|
|
|
|
Search: 
Latin American Herald Tribune
Venezuela Overview
Venezuelan Embassies & Consulates Around The World
Sites/Blogs about Venezuela
Venezuelan Newspapers
Facts about Venezuela
Venezuela Tourism
Embassies in Caracas

Colombia Overview
Colombian Embassies & Consulates Around the World
Government Links
Embassies in Bogota
Media
Sites/Blogs about Colombia
Educational Institutions

Stocks

Commodities
Crude Oil
US Gasoline Prices
Natural Gas
Gold
Silver
Copper

Euro
UK Pound
Australia Dollar
Canada Dollar
Brazil Real
Mexico Peso
India Rupee

Antigua & Barbuda
Aruba
Barbados
Cayman Islands
Cuba
Curacao
Dominica

Grenada
Haiti
Jamaica
Saint Kitts and Nevis
Saint Lucia
Saint Vincent and the Grenadines

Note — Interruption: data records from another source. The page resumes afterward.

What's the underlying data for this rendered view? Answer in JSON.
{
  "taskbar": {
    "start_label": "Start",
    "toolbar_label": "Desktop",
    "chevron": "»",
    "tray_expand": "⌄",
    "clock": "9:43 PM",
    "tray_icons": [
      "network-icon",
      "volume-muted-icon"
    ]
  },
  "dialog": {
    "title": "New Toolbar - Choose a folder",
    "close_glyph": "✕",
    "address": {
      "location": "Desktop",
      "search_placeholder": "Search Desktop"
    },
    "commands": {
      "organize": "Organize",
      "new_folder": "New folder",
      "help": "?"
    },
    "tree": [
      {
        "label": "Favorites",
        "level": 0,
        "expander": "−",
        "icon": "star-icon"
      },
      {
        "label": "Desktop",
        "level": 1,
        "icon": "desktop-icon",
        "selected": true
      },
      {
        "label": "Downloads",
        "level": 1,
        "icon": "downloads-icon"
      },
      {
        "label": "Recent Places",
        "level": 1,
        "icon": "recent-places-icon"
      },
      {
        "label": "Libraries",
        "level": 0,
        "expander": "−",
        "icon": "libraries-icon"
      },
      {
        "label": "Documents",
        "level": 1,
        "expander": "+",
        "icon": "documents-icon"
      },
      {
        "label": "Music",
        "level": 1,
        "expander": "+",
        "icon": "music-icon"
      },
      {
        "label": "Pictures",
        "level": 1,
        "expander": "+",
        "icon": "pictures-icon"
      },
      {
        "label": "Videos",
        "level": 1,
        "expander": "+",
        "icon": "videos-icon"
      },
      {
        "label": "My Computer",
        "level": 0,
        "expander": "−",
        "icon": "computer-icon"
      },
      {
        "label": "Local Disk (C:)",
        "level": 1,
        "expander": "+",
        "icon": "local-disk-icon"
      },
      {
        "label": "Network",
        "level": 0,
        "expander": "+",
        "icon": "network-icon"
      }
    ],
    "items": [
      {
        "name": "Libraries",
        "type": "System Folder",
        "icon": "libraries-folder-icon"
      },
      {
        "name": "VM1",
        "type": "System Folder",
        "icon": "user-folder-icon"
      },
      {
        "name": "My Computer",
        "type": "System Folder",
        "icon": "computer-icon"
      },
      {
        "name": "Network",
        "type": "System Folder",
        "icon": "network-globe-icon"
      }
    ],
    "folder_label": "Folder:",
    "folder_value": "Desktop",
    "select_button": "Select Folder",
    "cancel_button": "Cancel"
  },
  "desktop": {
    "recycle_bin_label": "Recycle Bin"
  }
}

Belize
Costa Rica
El Salvador
Honduras
Nicaragua
Panama

Bahamas
Bermuda
Mexico

Argentina
Brazil
Chile
Guyana
Paraguay
Peru
Uruguay

What's New at LAHT?
Follow Us On Facebook
Follow Us On Twitter
Most Viewed on the Web
Popular on Twitter
Receive Our Daily Headlines


  HOME | Sports (Click here for more)

Dakar Rally to Move to Saudi Arabia in 2020 after Decade in South America

PARIS – The Dakar Rally will move to Saudi Arabia in 2020 after 11 races in South America and 30 others in Africa, organizers said on Monday.

This would be the first edition of the race to take place in Asia and the second in a row to be held entirely in one country.

There had been speculation for weeks about the possibility of Dakar finding a new venue in the Middle East after several South American countries pulled out of hosting the major event.

The 2019 Dakar Rally was held in one country, Peru, for the first time, which posed a risk for the organizers since any problem could have forced them to suspend the race.

Chile, Bolivia, Paraguay and Argentina slammed the brakes on the Dakar Rally respectively for various reasons after having hosted stages of the race since 2009, a year after the edition that was canceled over security threats in the African countries that used to host the rally.

Chile was excluded in 2015 due to natural disasters, while Argentina said it would not host any stages of the race in 2019 for financial reasons. Bolivia also said no to the 2019 edition.

In May last year, the then Dakar race director, Etienne Lavigne, now replaced by David Castera, told Efe that after the withdrawal of Chile, Bolivia and Argentina, the organizers became more active in their search for other host countries.

With Angola, South Africa and Saudi Arabia on the table, the organizers settled for the latter option.

“I am already inspired and delighted to have to design a course in such a monumental geography, made for the most audacious itineraries,” the Dakar director said.

“We are spoilt for choice. Sports, navigation, a will to surpass oneself: all these aspects will naturally be glorified on this territory made for rally-raids,” Castera added.

Chairman of the Saudi General Sports Authority Abdulaziz bin Turki Al Saud stressed that “sport is a basic pillar.”

“In hosting Dakar Rally we aim to produce an unbelievable and unforgettable experience for drivers as they discover the beauty of Saudi nature and a unique spectacle for motorsport fans not only in Saudi Arabia but also in the region and around the world,” Al Saud said.

Meanwhile, head of the Saudi Arabian Motor Federation Khalid Bin Sultan Al Faisal highlighted that the support of Saudi Prince Mohamed bin Salman was “key to our efforts to secure the hosting rights for an event of such a global magnitude.”

The race first began in 1979 as Paris-Dakar and then moved to South America in 2009.

 

Enter your email address to subscribe to free headlines (and great cartoons so every email has a happy ending!) from the Latin American Herald Tribune:

 

Copyright Latin American Herald Tribune - 2005-2019 © All rights reserved